The role of machines in business has been increasing rapidly in recent years. Automation and machine learning algorithms have made it easier for businesses to process large amounts of data, improve decision-making, and reduce operational costs. However, the question remains whether we are prepared for a future where machines play an even more significant role.
As we move towards a machine-driven future in business, there is a growing concern about the impact on employment and the potential risks associated with relying on machines. However, if we focus on using machines to augment the process rather than replacing human workers entirely, we can realise significant benefits while minimising the potential risks.
The use of machines in business has been increasing rapidly in recent years. Automation and machine learning algorithms have made it easier for businesses to process large amounts of data, improve decision-making, and reduce operational costs. However, many fear that the increased use of machines could lead to job losses and a loss of human control over important business processes.
One way to mitigate these concerns is to use machines to augment the process rather than replacing human workers entirely. This approach involves using machines to assist human workers in carrying out their tasks more efficiently and accurately. For example, machines can be used to automate repetitive tasks, such as data entry or customer service inquiries, freeing up human workers to focus on more complex tasks that require creativity and critical thinking. This can lead to increased job satisfaction and employee engagement, as well as improved productivity and efficiency.
Furthermore, machines can be used to enhance decision-making by providing data-driven insights that human workers can use to make more informed decisions. This can help businesses to identify new opportunities, optimise their operations, and improve customer satisfaction. However, it is crucial to recognise that the use of machines to augment the process requires a significant investment in technology, infrastructure, and employee training. Businesses need to ensure that their human workers have the necessary skills to work alongside machines effectively. This includes skills such as data analysis, problem-solving, and critical thinking.

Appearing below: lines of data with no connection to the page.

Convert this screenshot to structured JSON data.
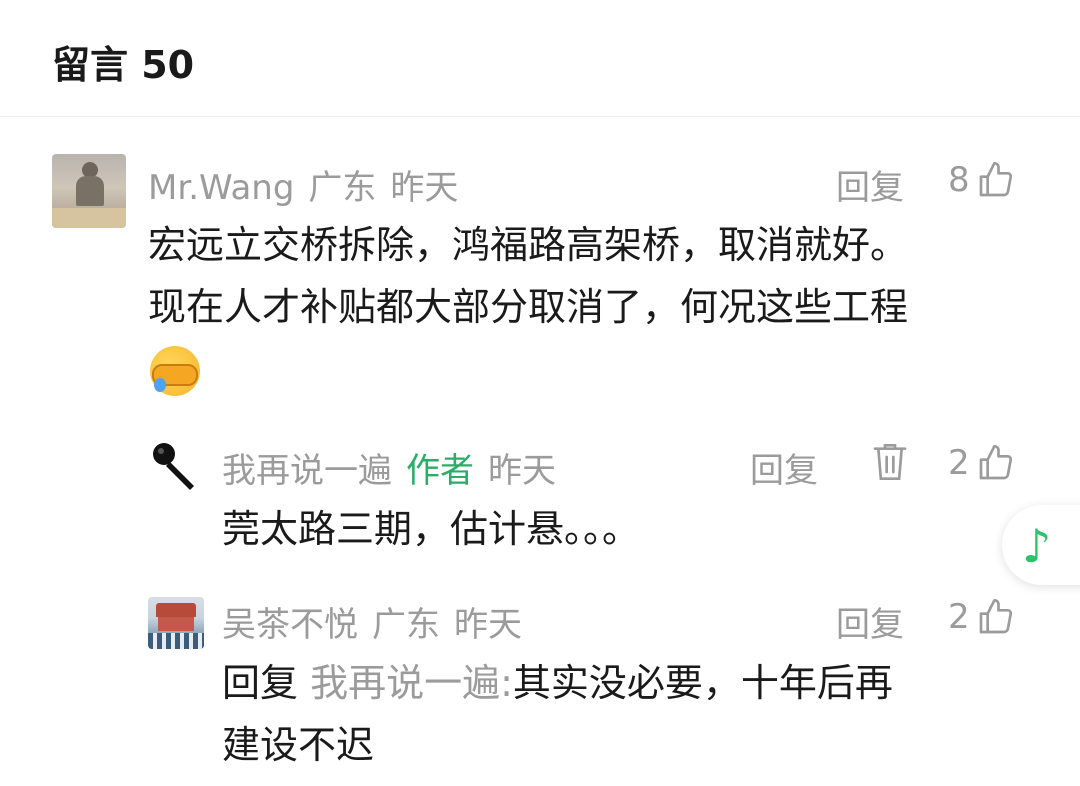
{
  "header": {
    "title": "留言 50"
  },
  "comments": [
    {
      "user": "Mr.Wang",
      "region": "广东",
      "time": "昨天",
      "reply_label": "回复",
      "likes": "8",
      "text_lines": [
        "宏远立交桥拆除，鸿福路高架桥，取消就好。",
        "现在人才补贴都大部分取消了，何况这些工程"
      ],
      "emoji": "facepalm-crying-emoji"
    },
    {
      "user": "我再说一遍",
      "author_tag": "作者",
      "time": "昨天",
      "reply_label": "回复",
      "likes": "2",
      "text_lines": [
        "莞太路三期，估计悬。。。"
      ]
    },
    {
      "user": "吴茶不悦",
      "region": "广东",
      "time": "昨天",
      "reply_label": "回复",
      "likes": "2",
      "reply_prefix": "回复",
      "reply_target": "我再说一遍:",
      "text_lines": [
        "其实没必要，十年后再",
        "建设不迟"
      ]
    }
  ],
  "float_button": {
    "icon": "music-note-icon",
    "color": "#2bc36b"
  },
  "colors": {
    "meta_gray": "#9b9b9b",
    "author_green": "#2aae67",
    "text_dark": "#1a1a1a"
  }
}
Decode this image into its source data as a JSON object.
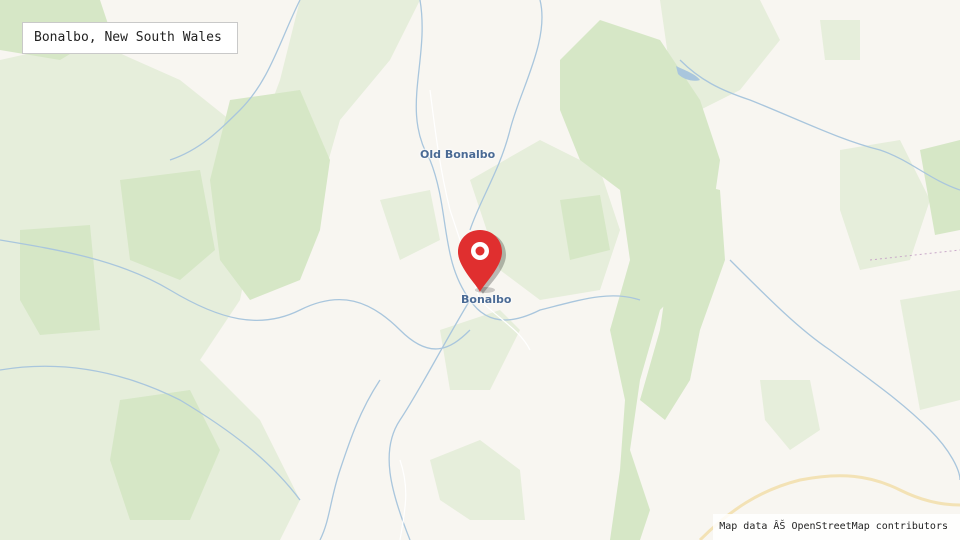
{
  "map": {
    "title": "Bonalbo, New South Wales",
    "places": {
      "old_bonalbo": "Old Bonalbo",
      "bonalbo": "Bonalbo"
    },
    "attribution": "Map data ÂŠ OpenStreetMap contributors",
    "marker_icon": "map-pin-icon",
    "colors": {
      "land": "#f8f6f1",
      "forest_light": "#e6eedb",
      "forest": "#d6e7c6",
      "water": "#a9c6dd",
      "road": "#f3e2b5",
      "marker": "#e02f2f",
      "label": "#4a6a94"
    }
  }
}
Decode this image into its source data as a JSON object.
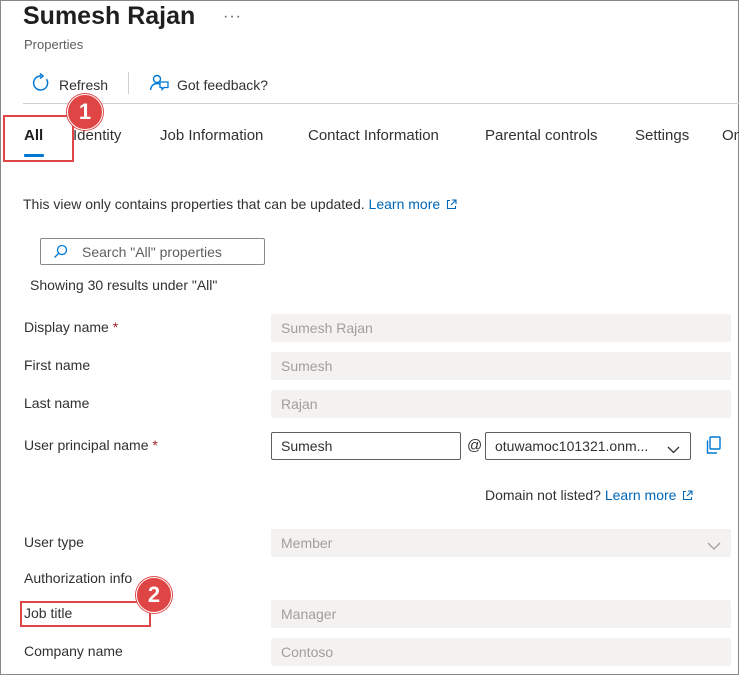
{
  "header": {
    "title": "Sumesh Rajan",
    "more": "···",
    "subtitle": "Properties"
  },
  "toolbar": {
    "refresh_label": "Refresh",
    "feedback_label": "Got feedback?"
  },
  "tabs": [
    {
      "label": "All",
      "active": true
    },
    {
      "label": "Identity"
    },
    {
      "label": "Job Information"
    },
    {
      "label": "Contact Information"
    },
    {
      "label": "Parental controls"
    },
    {
      "label": "Settings"
    },
    {
      "label": "On"
    }
  ],
  "annotations": {
    "badge_1": "1",
    "badge_2": "2"
  },
  "info": {
    "text": "This view only contains properties that can be updated.",
    "learn_more": "Learn more"
  },
  "search": {
    "placeholder": "Search \"All\" properties",
    "results_text": "Showing 30 results under \"All\""
  },
  "form": {
    "required_marker": "*",
    "display_name": {
      "label": "Display name",
      "value": "Sumesh Rajan"
    },
    "first_name": {
      "label": "First name",
      "value": "Sumesh"
    },
    "last_name": {
      "label": "Last name",
      "value": "Rajan"
    },
    "upn": {
      "label": "User principal name",
      "value": "Sumesh",
      "at": "@",
      "domain": "otuwamoc101321.onm..."
    },
    "domain_not_listed": "Domain not listed?",
    "domain_learn_more": "Learn more",
    "user_type": {
      "label": "User type",
      "value": "Member"
    },
    "authorization_info": "Authorization info",
    "job_title": {
      "label": "Job title",
      "value": "Manager"
    },
    "company_name": {
      "label": "Company name",
      "value": "Contoso"
    }
  },
  "colors": {
    "accent": "#0078d4",
    "link": "#0067b8",
    "required": "#a4262c",
    "annotation": "#e04545"
  }
}
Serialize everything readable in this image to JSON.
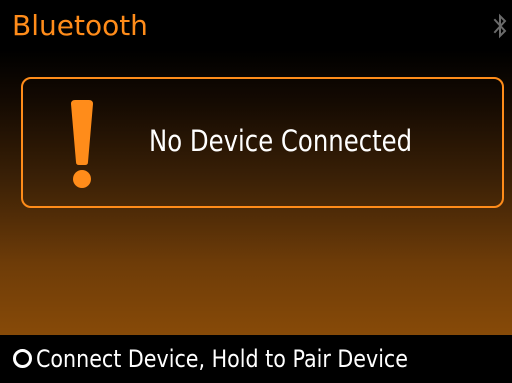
{
  "header": {
    "title": "Bluetooth",
    "status_icon": "bluetooth-icon"
  },
  "alert": {
    "icon": "exclamation-icon",
    "message": "No Device Connected"
  },
  "footer": {
    "button_icon": "circle-button-icon",
    "hint": "Connect  Device, Hold to Pair Device"
  },
  "colors": {
    "accent": "#ff8c1a",
    "text": "#ffffff",
    "background": "#000000",
    "gradient_bottom": "#874a08"
  }
}
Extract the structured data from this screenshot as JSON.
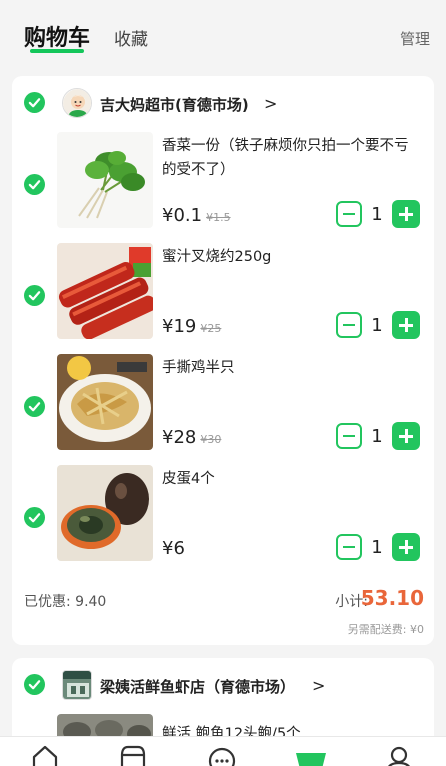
{
  "header": {
    "tab_cart": "购物车",
    "tab_favorites": "收藏",
    "manage": "管理"
  },
  "colors": {
    "accent": "#22c55e",
    "price_highlight": "#e9663a"
  },
  "stores": [
    {
      "name": "吉大妈超市(育德市场)",
      "chevron": ">",
      "items": [
        {
          "title": "香菜一份（铁子麻烦你只拍一个要不亏的受不了）",
          "price": "¥0.1",
          "old_price": "¥1.5",
          "qty": "1"
        },
        {
          "title": "蜜汁叉烧约250g",
          "price": "¥19",
          "old_price": "¥25",
          "qty": "1"
        },
        {
          "title": "手撕鸡半只",
          "price": "¥28",
          "old_price": "¥30",
          "qty": "1"
        },
        {
          "title": "皮蛋4个",
          "price": "¥6",
          "old_price": "",
          "qty": "1"
        }
      ],
      "discount": "已优惠: 9.40",
      "subtotal_label": "小计:",
      "subtotal_value": "53.10",
      "shipping": "另需配送费: ¥0"
    },
    {
      "name": "梁姨活鲜鱼虾店（育德市场）",
      "chevron": ">",
      "items": [
        {
          "title": "鲜活 鲍鱼12头鲍/5个"
        }
      ]
    }
  ],
  "tabbar": {
    "icons": [
      "home-icon",
      "store-icon",
      "message-icon",
      "cart-icon",
      "profile-icon"
    ],
    "active_index": 3
  }
}
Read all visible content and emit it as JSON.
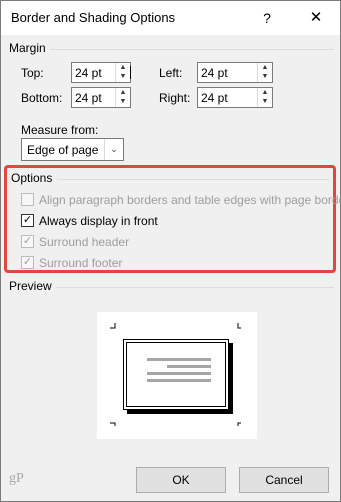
{
  "window": {
    "title": "Border and Shading Options",
    "help_label": "?",
    "close_label": "✕"
  },
  "margin": {
    "group_label": "Margin",
    "top_label": "Top:",
    "top_value": "24 pt",
    "left_label": "Left:",
    "left_value": "24 pt",
    "bottom_label": "Bottom:",
    "bottom_value": "24 pt",
    "right_label": "Right:",
    "right_value": "24 pt",
    "measure_label": "Measure from:",
    "measure_value": "Edge of page"
  },
  "options": {
    "group_label": "Options",
    "items": [
      {
        "label": "Align paragraph borders and table edges with page border",
        "checked": false,
        "enabled": false
      },
      {
        "label": "Always display in front",
        "checked": true,
        "enabled": true
      },
      {
        "label": "Surround header",
        "checked": true,
        "enabled": false
      },
      {
        "label": "Surround footer",
        "checked": true,
        "enabled": false
      }
    ],
    "highlight_color": "#e0473e"
  },
  "preview": {
    "group_label": "Preview"
  },
  "footer": {
    "ok_label": "OK",
    "cancel_label": "Cancel",
    "watermark": "gP"
  },
  "icons": {
    "spin_up": "▲",
    "spin_down": "▼",
    "dropdown": "⌄",
    "check": "✓"
  }
}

Additionally, businesses need to implement ethical frameworks for machine-driven operations, ensuring that their algorithms are fair, transparent, and accountable. This means that the algorithms used must be free from bias and discrimination, and the results must be explainable and understandable.
A machine-driven future in business can be beneficial if we focus on using machines to augment the process rather than replacing human workers entirely. By doing so, businesses can realise significant benefits in terms of productivity, efficiency, and decision-making while minimising potential risks. To do so, businesses must invest in technology, infrastructure, and employee training, and implement ethical frameworks to ensure that the use of machines is fair, transparent, and accountable.
P.s. a large portion of this blog was written using ChatGPT, you may call that cheating or you may think it was smart. Personally, I think this highlights both the intelligence of the technology whilst also showing how the platform can portray itself in such a human way.